**TASK OBJECTIVE**
Your task is to write out every line of the data exactly. Drop the pictures.
[RECORDS]
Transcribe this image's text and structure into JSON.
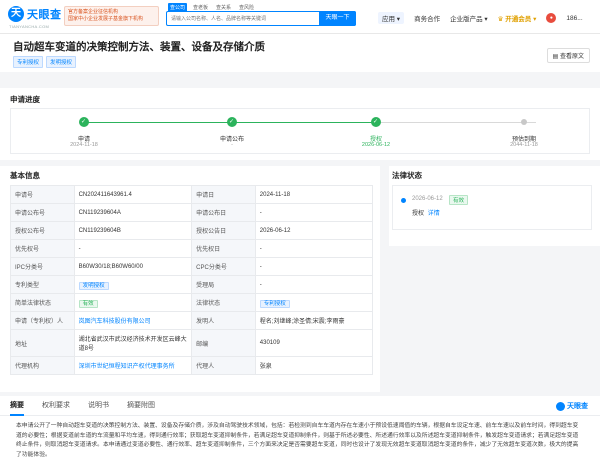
{
  "header": {
    "logo_mark": "天",
    "logo_text": "天眼查",
    "logo_sub": "TIANYANCHA.COM",
    "slogan_line1": "官方备案企业征信机构",
    "slogan_line2": "国家中小企业发展子基金旗下机构",
    "search_tabs": [
      "查公司",
      "查老板",
      "查关系",
      "查风险"
    ],
    "search_placeholder": "请输入公司名称、人名、品牌名称等关键词",
    "search_button": "天眼一下",
    "nav_app": "应用 ▾",
    "nav_items": [
      "商务合作",
      "企业版产品 ▾"
    ],
    "nav_vip": "♛ 开通会员 ▾",
    "nav_user": "186..."
  },
  "title": {
    "text": "自动超车变道的决策控制方法、装置、设备及存储介质",
    "tags": [
      "专利授权",
      "发明授权"
    ],
    "view_original": "查看原文"
  },
  "progress": {
    "title": "申请进度",
    "steps": [
      {
        "label": "申请",
        "date": "2024-11-18"
      },
      {
        "label": "申请公布",
        "date": "-"
      },
      {
        "label": "授权",
        "date": "2026-06-12"
      },
      {
        "label": "预估到期",
        "date": "2044-11-18"
      }
    ]
  },
  "basic_info": {
    "title": "基本信息",
    "rows": [
      {
        "k1": "申请号",
        "v1": "CN202411643961.4",
        "k2": "申请日",
        "v2": "2024-11-18"
      },
      {
        "k1": "申请公布号",
        "v1": "CN119239604A",
        "k2": "申请公布日",
        "v2": "-"
      },
      {
        "k1": "授权公布号",
        "v1": "CN119239604B",
        "k2": "授权公告日",
        "v2": "2026-06-12"
      },
      {
        "k1": "优先权号",
        "v1": "-",
        "k2": "优先权日",
        "v2": "-"
      },
      {
        "k1": "IPC分类号",
        "v1": "B60W30/18;B60W60/00",
        "k2": "CPC分类号",
        "v2": "-"
      },
      {
        "k1": "专利类型",
        "v1": "发明授权",
        "k2": "受理局",
        "v2": "-"
      },
      {
        "k1": "简单法律状态",
        "v1": "有效",
        "k2": "法律状态",
        "v2": "专利授权"
      },
      {
        "k1": "申请（专利权）人",
        "v1": "岚图汽车科技股份有限公司",
        "k2": "发明人",
        "v2": "程名;刘继峰;涂圣倩;宋震;李雨豪"
      },
      {
        "k1": "地址",
        "v1": "湖北省武汉市武汉经济技术开发区云峰大道8号",
        "k2": "邮编",
        "v2": "430109"
      },
      {
        "k1": "代理机构",
        "v1": "深圳市世纪恒程知识产权代理事务所",
        "k2": "代理人",
        "v2": "张泉"
      }
    ]
  },
  "legal_status": {
    "title": "法律状态",
    "date": "2026-06-12",
    "badge": "有效",
    "text": "授权",
    "detail": "详情"
  },
  "tabs": {
    "items": [
      "摘要",
      "权利要求",
      "说明书",
      "摘要附图"
    ],
    "brand": "天眼查"
  },
  "abstract": "本申请公开了一种自动超车变道的决策控制方法、装置、设备及存储介质，涉及自动驾驶技术领域，包括：若检测到自车车道内存在车速小于预设低速阈值的车辆，根据自车设定车速、前车车速以及前车时间，得到超车变道的必要性；根据变道前车道的车流量和平均车速，得到通行效率；获取超车变道抑制条件，若满足超车变道抑制条件，则基于所述必要性、所述通行效率以及所述超车变道抑制条件，触发超车变道请求；若满足超车变道终止条件，则取消超车变道请求。本申请通过变道必要性、通行效率、超车变道抑制条件，三个方面来决定是否需要超车变道，同时也设计了发现无效超车变道取消超车变道的条件，减少了无效超车变道次数，极大的提高了功能体验。"
}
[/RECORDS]
**SOLUTION FOR THIS EXERCISE**
Transcribe this image's text and structure into JSON.
{
  "header": {
    "logo_mark": "天",
    "logo_text": "天眼查",
    "logo_sub": "TIANYANCHA.COM",
    "slogan_line1": "官方备案企业征信机构",
    "slogan_line2": "国家中小企业发展子基金旗下机构",
    "search_tabs": [
      "查公司",
      "查老板",
      "查关系",
      "查风险"
    ],
    "search_placeholder": "请输入公司名称、人名、品牌名称等关键词",
    "search_button": "天眼一下",
    "nav_app": "应用 ▾",
    "nav_items": [
      "商务合作",
      "企业版产品 ▾"
    ],
    "nav_vip": "♛ 开通会员 ▾",
    "nav_user": "186..."
  },
  "title": {
    "text": "自动超车变道的决策控制方法、装置、设备及存储介质",
    "tags": [
      "专利授权",
      "发明授权"
    ],
    "view_original": "查看原文"
  },
  "progress": {
    "title": "申请进度",
    "steps": [
      {
        "label": "申请",
        "date": "2024-11-18"
      },
      {
        "label": "申请公布",
        "date": "-"
      },
      {
        "label": "授权",
        "date": "2026-06-12"
      },
      {
        "label": "预估到期",
        "date": "2044-11-18"
      }
    ]
  },
  "basic_info": {
    "title": "基本信息",
    "rows": [
      {
        "k1": "申请号",
        "v1": "CN202411643961.4",
        "k2": "申请日",
        "v2": "2024-11-18"
      },
      {
        "k1": "申请公布号",
        "v1": "CN119239604A",
        "k2": "申请公布日",
        "v2": "-"
      },
      {
        "k1": "授权公布号",
        "v1": "CN119239604B",
        "k2": "授权公告日",
        "v2": "2026-06-12"
      },
      {
        "k1": "优先权号",
        "v1": "-",
        "k2": "优先权日",
        "v2": "-"
      },
      {
        "k1": "IPC分类号",
        "v1": "B60W30/18;B60W60/00",
        "k2": "CPC分类号",
        "v2": "-"
      },
      {
        "k1": "专利类型",
        "v1": "发明授权",
        "k2": "受理局",
        "v2": "-"
      },
      {
        "k1": "简单法律状态",
        "v1": "有效",
        "k2": "法律状态",
        "v2": "专利授权"
      },
      {
        "k1": "申请（专利权）人",
        "v1": "岚图汽车科技股份有限公司",
        "k2": "发明人",
        "v2": "程名;刘继峰;涂圣倩;宋震;李雨豪"
      },
      {
        "k1": "地址",
        "v1": "湖北省武汉市武汉经济技术开发区云峰大道8号",
        "k2": "邮编",
        "v2": "430109"
      },
      {
        "k1": "代理机构",
        "v1": "深圳市世纪恒程知识产权代理事务所",
        "k2": "代理人",
        "v2": "张泉"
      }
    ]
  },
  "legal_status": {
    "title": "法律状态",
    "date": "2026-06-12",
    "badge": "有效",
    "text": "授权",
    "detail": "详情"
  },
  "tabs": {
    "items": [
      "摘要",
      "权利要求",
      "说明书",
      "摘要附图"
    ],
    "brand": "天眼查"
  },
  "abstract": "本申请公开了一种自动超车变道的决策控制方法、装置、设备及存储介质，涉及自动驾驶技术领域，包括：若检测到自车车道内存在车速小于预设低速阈值的车辆，根据自车设定车速、前车车速以及前车时间，得到超车变道的必要性；根据变道前车道的车流量和平均车速，得到通行效率；获取超车变道抑制条件，若满足超车变道抑制条件，则基于所述必要性、所述通行效率以及所述超车变道抑制条件，触发超车变道请求；若满足超车变道终止条件，则取消超车变道请求。本申请通过变道必要性、通行效率、超车变道抑制条件，三个方面来决定是否需要超车变道，同时也设计了发现无效超车变道取消超车变道的条件，减少了无效超车变道次数，极大的提高了功能体验。"
}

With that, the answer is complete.